[Interface dataset entries]

━━━━━━━━━━━━━━━━━━━━━━━━━━━━━━

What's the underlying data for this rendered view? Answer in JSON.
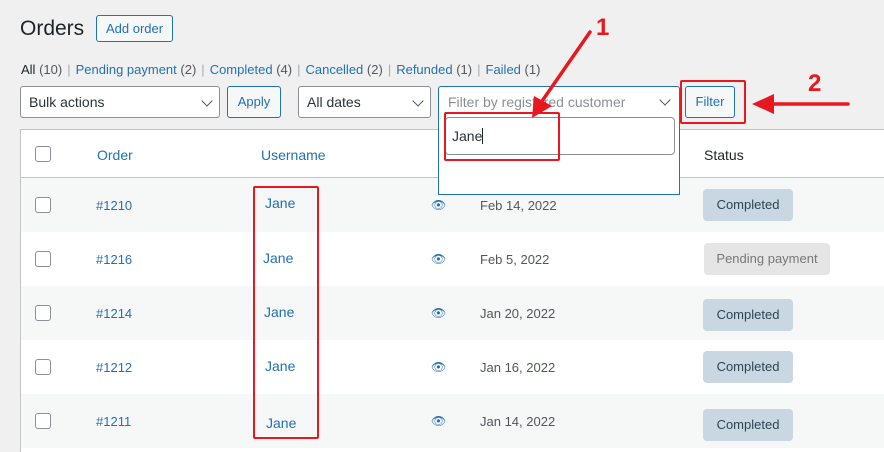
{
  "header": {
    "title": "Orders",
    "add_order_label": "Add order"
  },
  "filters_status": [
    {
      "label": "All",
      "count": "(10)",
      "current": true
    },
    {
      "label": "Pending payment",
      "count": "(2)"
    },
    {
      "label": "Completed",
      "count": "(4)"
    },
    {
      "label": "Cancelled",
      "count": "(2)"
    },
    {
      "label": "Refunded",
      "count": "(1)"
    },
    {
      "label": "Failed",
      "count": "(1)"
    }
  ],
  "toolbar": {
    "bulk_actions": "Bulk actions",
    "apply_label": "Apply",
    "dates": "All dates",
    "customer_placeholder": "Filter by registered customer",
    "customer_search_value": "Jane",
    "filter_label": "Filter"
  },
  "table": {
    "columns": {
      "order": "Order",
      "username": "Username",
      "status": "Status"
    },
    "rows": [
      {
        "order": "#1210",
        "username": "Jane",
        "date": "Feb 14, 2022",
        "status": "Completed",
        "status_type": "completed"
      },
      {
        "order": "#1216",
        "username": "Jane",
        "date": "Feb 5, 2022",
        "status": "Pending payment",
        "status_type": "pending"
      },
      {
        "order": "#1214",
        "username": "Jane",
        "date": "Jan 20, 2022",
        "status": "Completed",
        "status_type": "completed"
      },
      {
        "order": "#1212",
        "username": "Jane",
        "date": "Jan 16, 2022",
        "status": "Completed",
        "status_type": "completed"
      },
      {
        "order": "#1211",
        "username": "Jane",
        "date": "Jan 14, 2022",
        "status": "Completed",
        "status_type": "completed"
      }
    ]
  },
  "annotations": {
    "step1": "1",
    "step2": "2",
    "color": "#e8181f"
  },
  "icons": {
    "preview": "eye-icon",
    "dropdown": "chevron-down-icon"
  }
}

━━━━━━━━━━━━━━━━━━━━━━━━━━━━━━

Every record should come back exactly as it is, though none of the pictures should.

What's the underlying data for this rendered view? Answer in JSON.
{
  "header": {
    "title": "Orders",
    "add_order_label": "Add order"
  },
  "filters_status": [
    {
      "label": "All",
      "count": "(10)",
      "current": true
    },
    {
      "label": "Pending payment",
      "count": "(2)"
    },
    {
      "label": "Completed",
      "count": "(4)"
    },
    {
      "label": "Cancelled",
      "count": "(2)"
    },
    {
      "label": "Refunded",
      "count": "(1)"
    },
    {
      "label": "Failed",
      "count": "(1)"
    }
  ],
  "toolbar": {
    "bulk_actions": "Bulk actions",
    "apply_label": "Apply",
    "dates": "All dates",
    "customer_placeholder": "Filter by registered customer",
    "customer_search_value": "Jane",
    "filter_label": "Filter"
  },
  "table": {
    "columns": {
      "order": "Order",
      "username": "Username",
      "status": "Status"
    },
    "rows": [
      {
        "order": "#1210",
        "username": "Jane",
        "date": "Feb 14, 2022",
        "status": "Completed",
        "status_type": "completed"
      },
      {
        "order": "#1216",
        "username": "Jane",
        "date": "Feb 5, 2022",
        "status": "Pending payment",
        "status_type": "pending"
      },
      {
        "order": "#1214",
        "username": "Jane",
        "date": "Jan 20, 2022",
        "status": "Completed",
        "status_type": "completed"
      },
      {
        "order": "#1212",
        "username": "Jane",
        "date": "Jan 16, 2022",
        "status": "Completed",
        "status_type": "completed"
      },
      {
        "order": "#1211",
        "username": "Jane",
        "date": "Jan 14, 2022",
        "status": "Completed",
        "status_type": "completed"
      }
    ]
  },
  "annotations": {
    "step1": "1",
    "step2": "2",
    "color": "#e8181f"
  },
  "icons": {
    "preview": "eye-icon",
    "dropdown": "chevron-down-icon"
  }
}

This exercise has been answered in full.